Interstate 45, Texas - September 2005
On September 21, 2005, Galveston, Texas residents were under an emergency evacuation order due to the impending Hurricane Rita. The interstate connecting to Dallas filled with roughly 2.5 million evacuees which created a 100-mile long standstill. The traffic jam lasted for two days, but the evacuation saved millions of lives.
Lyon-Paris, France - February 1980
Parisians have a long standing love affair with winter vacations to Lyon where they enjoy wine and skiing. In February of 1980, streams of vacationers returning to Paris were caught in surprise weather that left many motorists stranded. The congestion stretched for 109 miles.
Moscow, Russia - November 2012
The Highway M-10 that connects Moscow to St. Petersburg trapped travelers for three days beginning on November 30, 2012. Yet another story of inclement weather, this particular traffic jam was attended to by the government. Stranded drivers and their friends and family found shelter in government tents that provided food, drink, and counseling.
New York City, New York - September 2001
This traffic jam followed the city-wide panic caused by the terror attacks on the World Trade Center. Officials virtually shut down New York City, tunnels and bridges were closed to civilian traffic to clear the ways for emergency vehicles, and public transportation was halted as well.
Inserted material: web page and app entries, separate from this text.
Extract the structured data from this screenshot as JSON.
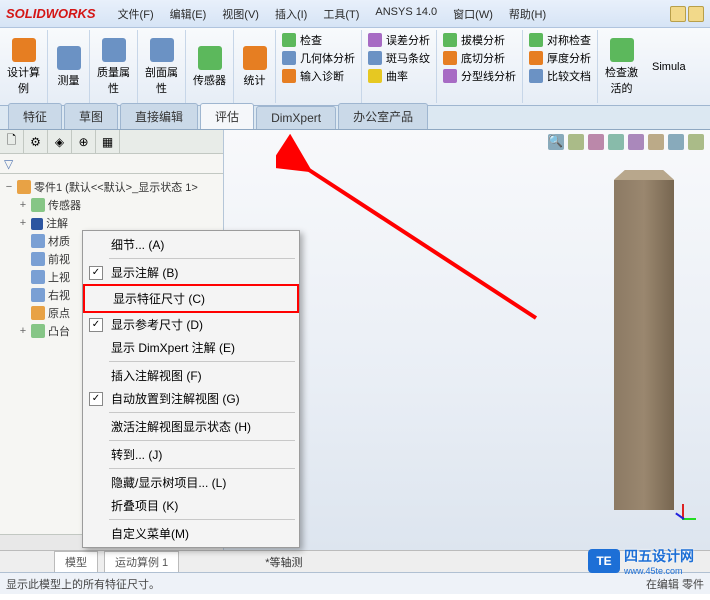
{
  "titlebar": {
    "logo": "SOLIDWORKS",
    "menus": [
      "文件(F)",
      "编辑(E)",
      "视图(V)",
      "插入(I)",
      "工具(T)",
      "ANSYS 14.0",
      "窗口(W)",
      "帮助(H)"
    ]
  },
  "ribbon": {
    "big": [
      {
        "label1": "设计算",
        "label2": "例"
      },
      {
        "label1": "测量",
        "label2": ""
      },
      {
        "label1": "质量属",
        "label2": "性"
      },
      {
        "label1": "剖面属",
        "label2": "性"
      },
      {
        "label1": "传感器",
        "label2": ""
      },
      {
        "label1": "统计",
        "label2": ""
      }
    ],
    "col1": [
      {
        "label": "检查"
      },
      {
        "label": "几何体分析"
      },
      {
        "label": "输入诊断"
      }
    ],
    "col2": [
      {
        "label": "误差分析"
      },
      {
        "label": "斑马条纹"
      },
      {
        "label": "曲率"
      }
    ],
    "col3": [
      {
        "label": "拔模分析"
      },
      {
        "label": "底切分析"
      },
      {
        "label": "分型线分析"
      }
    ],
    "col4": [
      {
        "label": "对称检查"
      },
      {
        "label": "厚度分析"
      },
      {
        "label": "比较文档"
      }
    ],
    "right": {
      "label1": "检查激",
      "label2": "活的",
      "simula": "Simula"
    }
  },
  "tabs": [
    "特征",
    "草图",
    "直接编辑",
    "评估",
    "DimXpert",
    "办公室产品"
  ],
  "tree": {
    "root": "零件1 (默认<<默认>_显示状态 1>",
    "items": [
      "传感器",
      "注解",
      "材质",
      "前视",
      "上视",
      "右视",
      "原点",
      "凸台"
    ]
  },
  "contextMenu": {
    "items": [
      {
        "label": "细节... (A)",
        "sep": false
      },
      {
        "sep": true
      },
      {
        "label": "显示注解 (B)",
        "check": true
      },
      {
        "label": "显示特征尺寸 (C)",
        "marked": true
      },
      {
        "label": "显示参考尺寸 (D)",
        "check": true
      },
      {
        "label": "显示 DimXpert 注解 (E)"
      },
      {
        "sep": true
      },
      {
        "label": "插入注解视图 (F)"
      },
      {
        "label": "自动放置到注解视图 (G)",
        "check": true
      },
      {
        "sep": true
      },
      {
        "label": "激活注解视图显示状态 (H)"
      },
      {
        "sep": true
      },
      {
        "label": "转到... (J)"
      },
      {
        "sep": true
      },
      {
        "label": "隐藏/显示树项目... (L)"
      },
      {
        "label": "折叠项目 (K)"
      },
      {
        "sep": true
      },
      {
        "label": "自定义菜单(M)"
      }
    ]
  },
  "bottom": {
    "tabs": [
      "模型",
      "运动算例 1"
    ],
    "proj": "*等轴测"
  },
  "statusbar": {
    "left": "显示此模型上的所有特征尺寸。",
    "right": "在编辑 零件"
  },
  "watermark": {
    "logo": "TE",
    "text": "四五设计网",
    "url": "www.45te.com"
  }
}
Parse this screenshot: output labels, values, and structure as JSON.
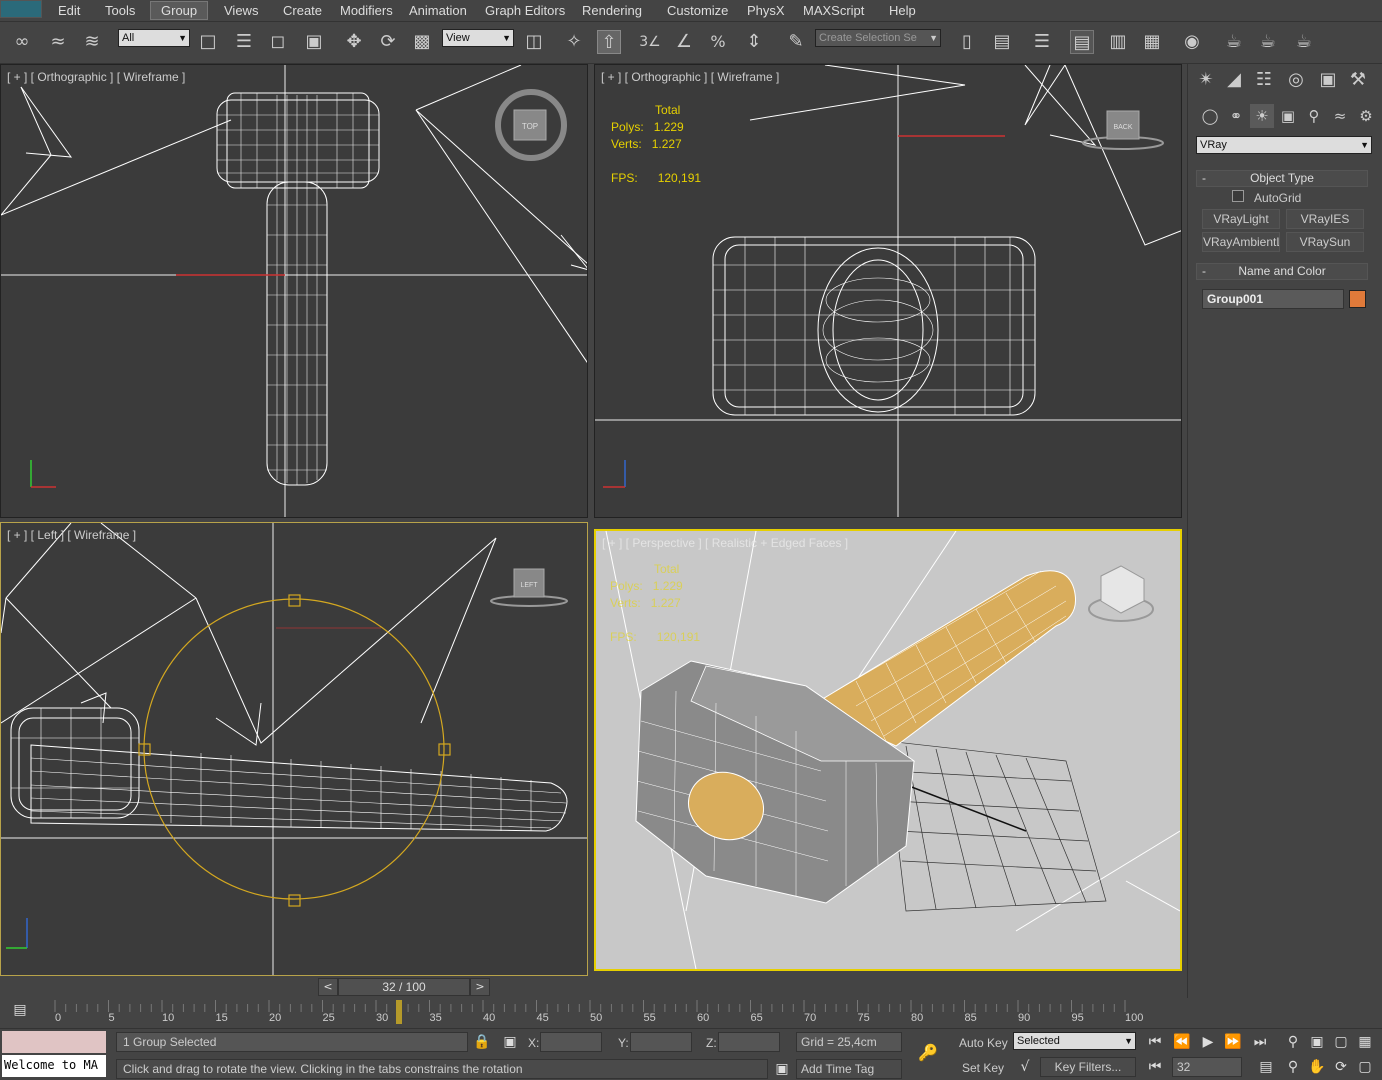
{
  "menus": [
    "Edit",
    "Tools",
    "Group",
    "Views",
    "Create",
    "Modifiers",
    "Animation",
    "Graph Editors",
    "Rendering",
    "Customize",
    "PhysX",
    "MAXScript",
    "Help"
  ],
  "toolbar": {
    "filter": "All",
    "refcoord": "View",
    "named_selection": "Create Selection Se"
  },
  "viewports": {
    "top": {
      "label": "[ + ] [ Orthographic ] [ Wireframe ]",
      "cube": "TOP"
    },
    "front": {
      "label": "[ + ] [ Orthographic ] [ Wireframe ]",
      "cube": "BACK",
      "total": "Total",
      "polys_label": "Polys:",
      "polys": "1.229",
      "verts_label": "Verts:",
      "verts": "1.227",
      "fps_label": "FPS:",
      "fps": "120,191"
    },
    "left": {
      "label": "[ + ] [ Left ] [ Wireframe ]",
      "cube": "LEFT"
    },
    "persp": {
      "label": "[ + ] [ Perspective ] [ Realistic + Edged Faces ]",
      "total": "Total",
      "polys_label": "Polys:",
      "polys": "1.229",
      "verts_label": "Verts:",
      "verts": "1.227",
      "fps_label": "FPS:",
      "fps": "120,191"
    }
  },
  "axis": {
    "x": "x",
    "y": "y",
    "z": "z"
  },
  "cmdpanel": {
    "renderer": "VRay",
    "object_type": "Object Type",
    "autogrid": "AutoGrid",
    "buttons": [
      "VRayLight",
      "VRayIES",
      "VRayAmbientLight",
      "VRaySun"
    ],
    "name_color": "Name and Color",
    "object_name": "Group001",
    "color": "#e07a3a"
  },
  "time": {
    "frame": "32 / 100",
    "ticks": [
      "0",
      "5",
      "10",
      "15",
      "20",
      "25",
      "30",
      "35",
      "40",
      "45",
      "50",
      "55",
      "60",
      "65",
      "70",
      "75",
      "80",
      "85",
      "90",
      "95",
      "100"
    ],
    "current_frame": "32"
  },
  "status": {
    "selection": "1 Group Selected",
    "prompt": "Click and drag to rotate the view.  Clicking in the tabs constrains the rotation",
    "welcome": "Welcome to MA",
    "x_label": "X:",
    "y_label": "Y:",
    "z_label": "Z:",
    "grid": "Grid = 25,4cm",
    "add_time_tag": "Add Time Tag",
    "auto_key": "Auto Key",
    "set_key": "Set Key",
    "key_mode": "Selected",
    "key_filters": "Key Filters..."
  }
}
People wanting to flee the city were all but trapped. Even air traffic was prohibited leaving thousands of travelers stranded at the airports.
Sao Paulo, Brazil - June 2009
Brazil is infamous for its traffic jams and 4-hour road delays. The city has even begun an Uber helicopter service from the airport to the city center to counter the astonishingly long traffic times. But, on June 10, 2009, the traffic met an all time low with over 182 miles of blocked highways and 522 miles of congested city roadways. This is the result of too many vehicles in use.
Tokyo, Japan - August 1990
The highway between Hyogo and Shiga was at a standstill on August 12, 1990. For over 84 miles, holiday travelers and typhoon evacuees crowded the roadways and inched along to their destinations.